If you’ve been waiting anxiously for the next episode of “Karen Kingsbury's A Thousand Tomorrows” to drop, know you’re not the only one. We’ve been thoroughly enjoying every single episode and following along with Cody and Ali as they navigate their own relationship as well as their rodeo careers and everything else life is throwing at them.
We recently sat down with the creator, and author of the book that sparked the idea for the series, Karen Kingsbury and her son Tyler Russell, who is also an executive producer and screenwriter of the show to get the Insider details behind the inspiration behind and importance of this story.
“It's such a cinematic story with the bull riding and like being outside and just the scope of it. So immediately I just thought it was a perfect story to bring to life.

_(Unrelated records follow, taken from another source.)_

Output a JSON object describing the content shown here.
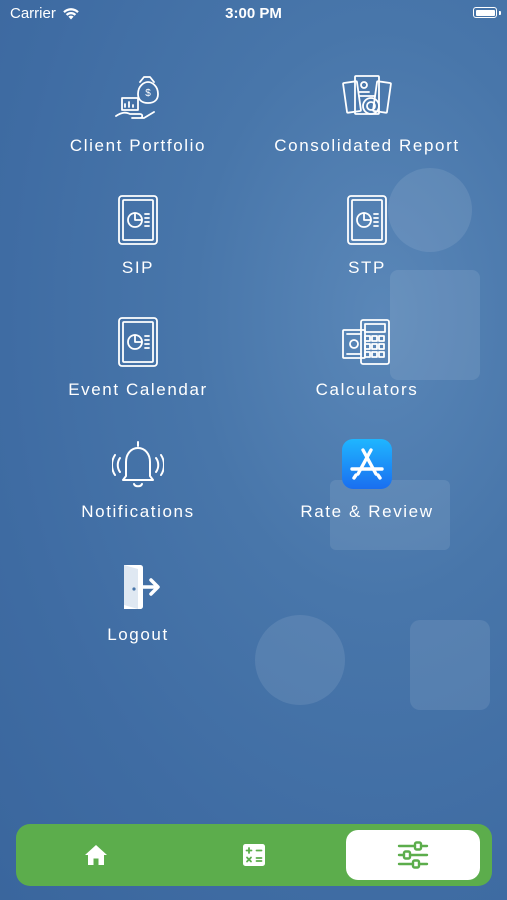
{
  "status_bar": {
    "carrier": "Carrier",
    "time": "3:00 PM"
  },
  "menu": {
    "items": [
      {
        "label": "Client Portfolio",
        "icon": "money-bag-chart-icon"
      },
      {
        "label": "Consolidated Report",
        "icon": "report-stack-icon"
      },
      {
        "label": "SIP",
        "icon": "pie-report-icon"
      },
      {
        "label": "STP",
        "icon": "pie-report-icon"
      },
      {
        "label": "Event Calendar",
        "icon": "pie-report-icon"
      },
      {
        "label": "Calculators",
        "icon": "calculator-cash-icon"
      },
      {
        "label": "Notifications",
        "icon": "bell-icon"
      },
      {
        "label": "Rate & Review",
        "icon": "app-store-icon"
      },
      {
        "label": "Logout",
        "icon": "logout-door-icon"
      }
    ]
  },
  "tabbar": {
    "tabs": [
      {
        "name": "home",
        "icon": "home-icon",
        "active": false
      },
      {
        "name": "calculator",
        "icon": "calculator-icon",
        "active": false
      },
      {
        "name": "settings",
        "icon": "sliders-icon",
        "active": true
      }
    ],
    "accent_color": "#5cad4c"
  },
  "colors": {
    "background": "#4876aa",
    "text": "#ffffff"
  }
}
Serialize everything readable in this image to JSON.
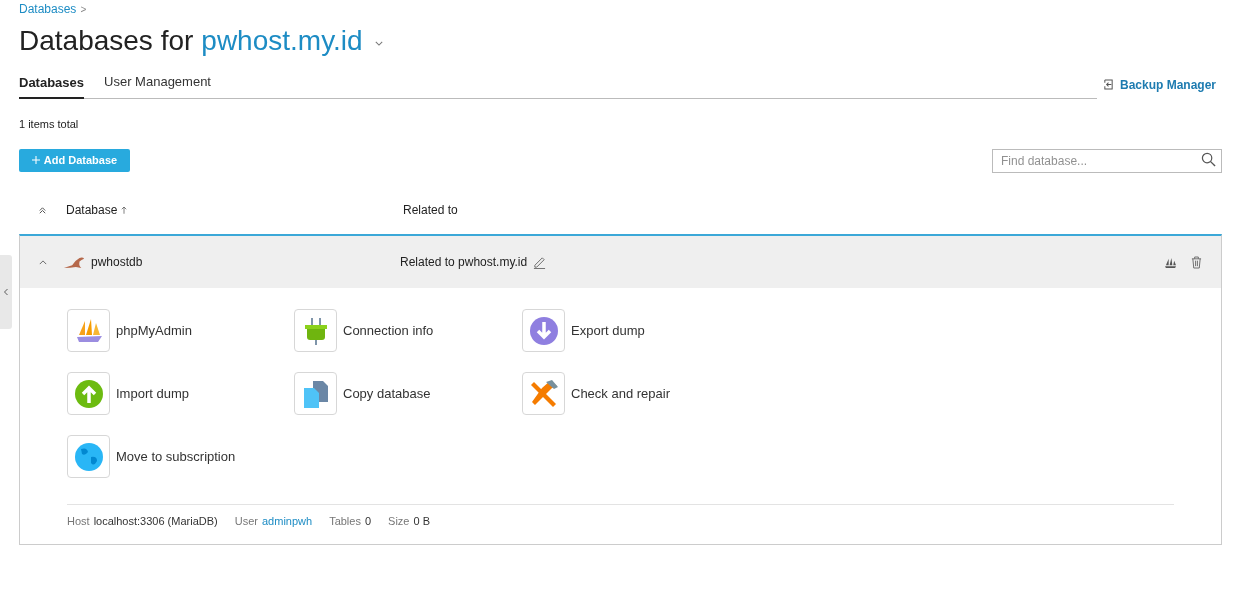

And Pure Flix was the perfect place to show it,” Tyler said, talking about bringing this project to life.
Kingsbury sat down with Sony AFFIRM to discuss the opportunity of bringing her novel “A Thousand Tomorrows” to the screen, giving those who aren’t such avid readers a chance to experience Cody and Ali’s story of transformation and of love.
“[We were] so excited because God has such a plan not only for ‘A Thousand Tomorrows,’ but for Pure Flix, too,” Kingsbury said.
Kingsbury and Russell feel close to the story of “A Thousand Tomorrows” because they both can find different elements of the story that they relate to. Kingsbury enjoys the love story between Cody and Ali, because that’s how she believes true love should be shown.
“Love should look that it goes deep and that it's beautiful and sacrificial. And the kind of love story they have is like my favorite kind of love story,” Kingsbury described.
Russell sees himself in different elements of both Cody and Ali, taking a piece of both of them into his day-to-day.
“A lot of the traits of the characters are things that I try to be, you know, like Ali's way that she seizes the day and that she makes the most out of every day. Cody's selflessness and his courage and strength,” Russell continues. “I think that those are things that I'd like to think that I am and if, on days that I'm not. I know that I can be inspired by these characters to step up in those ways. And I hope that I feel that way, too.”
Another personal piece of the story for Kingsbury was the subplots surrounding the topics of Down’s Syndrome and Cystic Fibrosis. Kingsbury explained these two diagnoses were popping up again and again in her personal life, so she felt called to shed some light and add them to her stories.
“When you hold [your child] in your arms and you realize that he has Down syndrome and when you're given that diagnosis, your heart breaks for them. But very quickly, you rebound to saying, ‘I get the delight of having a child for the rest of my life,’" Kingsbury explains.
Russell adds, “I think with Down's syndrome and CF, they're not often represented in media too, you know … there are people all over the world that have those stories that are connected to CF or Down's syndrome. And so to bring just a sliver of awareness and life to those things, I think is really important.”
Adding in these diagnoses elevates the message and provides deeper faith elements that we can take away from the first season of “A Thousand Tomorrows.” Kingsbury and Russell hope the audience learns more about hope, God’s mercy and forgiveness and holding your loved ones close through this series.
“Whether it's being free from fear, being free from anger or pain … there's a big lesson to be found in giving it to God and moving forward in freedom with whatever it is that you're working through or wrestling with,” Kingsbury describes.